"It's a great way to teach each other through their own experiences," Brandt said. "It's important, with service learning, that it's individualized, that each student sees the benefits of what they did."

Especially in the rural, western part of the county, Brandt said, students aren't always aware of homelessness as an issue in Howard County. Homelessness here, she said, looks a little different than it does in urban areas, so while students may not see panhandlers on the street, those in need are still closer than they may realize.

"We're trying to get our kids to not think of homelessness as people asking for change, but people in multiple-family dwellings, or at Grassroots," Brandt said. "We're trying to get them to understand that anyone can become homeless because of a lost job, the economy, a sickness. We're trying to make it more real to them."

The students, Brandt said, have an "innate ability to be compassionate." They just need to find a way to put that compassion into action.

"With service learning, they see the issues that are in their own backyard and they can relate to it, locally," she said. "I think kids at this age really want to help, and they want be able to relate it to their own life somehow. When we get on a bus and drive 10-15 miles down the road to Grassroots, they know how close it is and it makes it more meaningful for them."

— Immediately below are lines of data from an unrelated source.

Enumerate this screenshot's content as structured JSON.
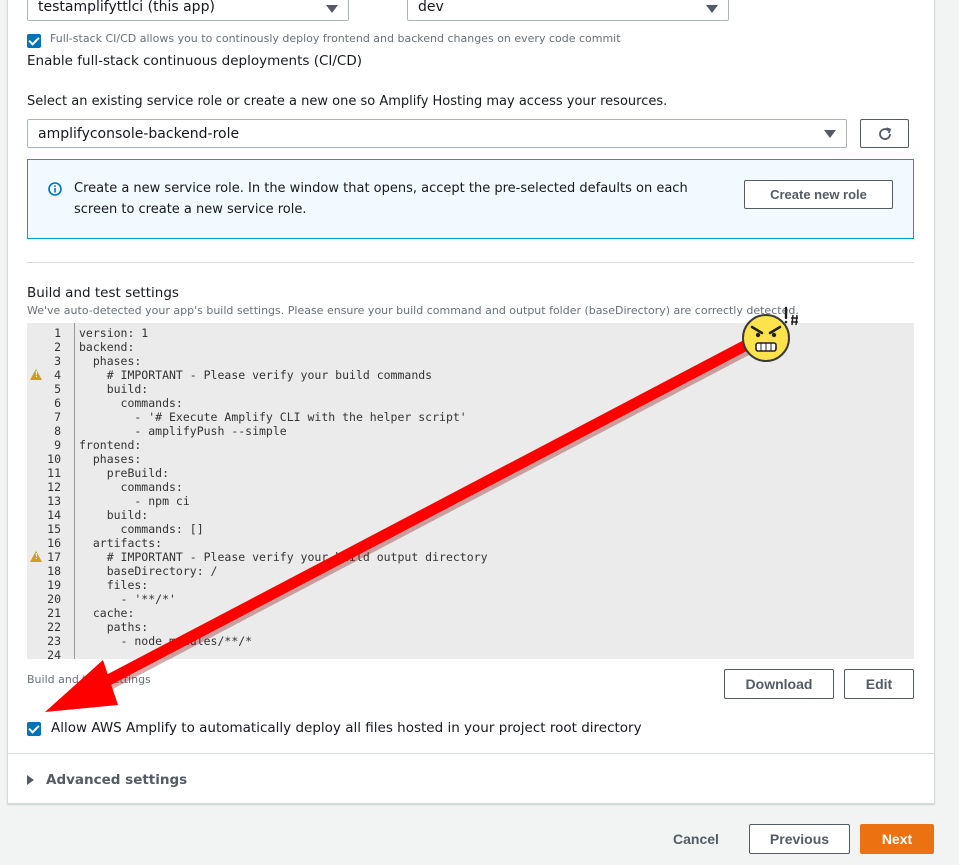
{
  "top_selects": {
    "app": "testamplifyttlci (this app)",
    "env": "dev"
  },
  "cicd": {
    "checkbox_hint": "Full-stack CI/CD allows you to continously deploy frontend and backend changes on every code commit",
    "label": "Enable full-stack continuous deployments (CI/CD)"
  },
  "service_role": {
    "label": "Select an existing service role or create a new one so Amplify Hosting may access your resources.",
    "selected": "amplifyconsole-backend-role",
    "info_line1": "Create a new service role. In the window that opens, accept the pre-selected defaults on each",
    "info_line2": "screen to create a new service role.",
    "create_button": "Create new role"
  },
  "build": {
    "title": "Build and test settings",
    "subtitle": "We've auto-detected your app's build settings. Please ensure your build command and output folder (baseDirectory) are correctly detected.",
    "footer_label": "Build and test settings",
    "download_button": "Download",
    "edit_button": "Edit",
    "lines": [
      {
        "n": "1",
        "text": "version: 1",
        "warn": false
      },
      {
        "n": "2",
        "text": "backend:",
        "warn": false
      },
      {
        "n": "3",
        "text": "  phases:",
        "warn": false
      },
      {
        "n": "4",
        "text": "    # IMPORTANT - Please verify your build commands",
        "warn": true
      },
      {
        "n": "5",
        "text": "    build:",
        "warn": false
      },
      {
        "n": "6",
        "text": "      commands:",
        "warn": false
      },
      {
        "n": "7",
        "text": "        - '# Execute Amplify CLI with the helper script'",
        "warn": false
      },
      {
        "n": "8",
        "text": "        - amplifyPush --simple",
        "warn": false
      },
      {
        "n": "9",
        "text": "frontend:",
        "warn": false
      },
      {
        "n": "10",
        "text": "  phases:",
        "warn": false
      },
      {
        "n": "11",
        "text": "    preBuild:",
        "warn": false
      },
      {
        "n": "12",
        "text": "      commands:",
        "warn": false
      },
      {
        "n": "13",
        "text": "        - npm ci",
        "warn": false
      },
      {
        "n": "14",
        "text": "    build:",
        "warn": false
      },
      {
        "n": "15",
        "text": "      commands: []",
        "warn": false
      },
      {
        "n": "16",
        "text": "  artifacts:",
        "warn": false
      },
      {
        "n": "17",
        "text": "    # IMPORTANT - Please verify your build output directory",
        "warn": true
      },
      {
        "n": "18",
        "text": "    baseDirectory: /",
        "warn": false
      },
      {
        "n": "19",
        "text": "    files:",
        "warn": false
      },
      {
        "n": "20",
        "text": "      - '**/*'",
        "warn": false
      },
      {
        "n": "21",
        "text": "  cache:",
        "warn": false
      },
      {
        "n": "22",
        "text": "    paths:",
        "warn": false
      },
      {
        "n": "23",
        "text": "      - node_modules/**/*",
        "warn": false
      },
      {
        "n": "24",
        "text": "",
        "warn": false
      }
    ]
  },
  "auto_deploy": {
    "label": "Allow AWS Amplify to automatically deploy all files hosted in your project root directory"
  },
  "advanced": {
    "label": "Advanced settings"
  },
  "footer": {
    "cancel": "Cancel",
    "previous": "Previous",
    "next": "Next"
  },
  "colors": {
    "primary": "#ec7211",
    "checkbox": "#0073bb",
    "info_border": "#00a1c9",
    "info_bg": "#f1faff",
    "annotation_arrow": "#ff0000",
    "emoji_face": "#ffe34d"
  }
}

Katz said that in fiscal year 2014, Howard County middle schools so far have donated about $11,000 to Grassroots as part of students' service learning. It's a "wonderful" asset to Grassroots, she said, and Grassroots is in turn able to share their work with students.

"It's important for kids to learn about this," she said. "They need to know that there are people in need in Howard County. This is a first step for them into philanthropy, and learning that even a handful of change or a box of cereal can help. Small things can be done to help other people."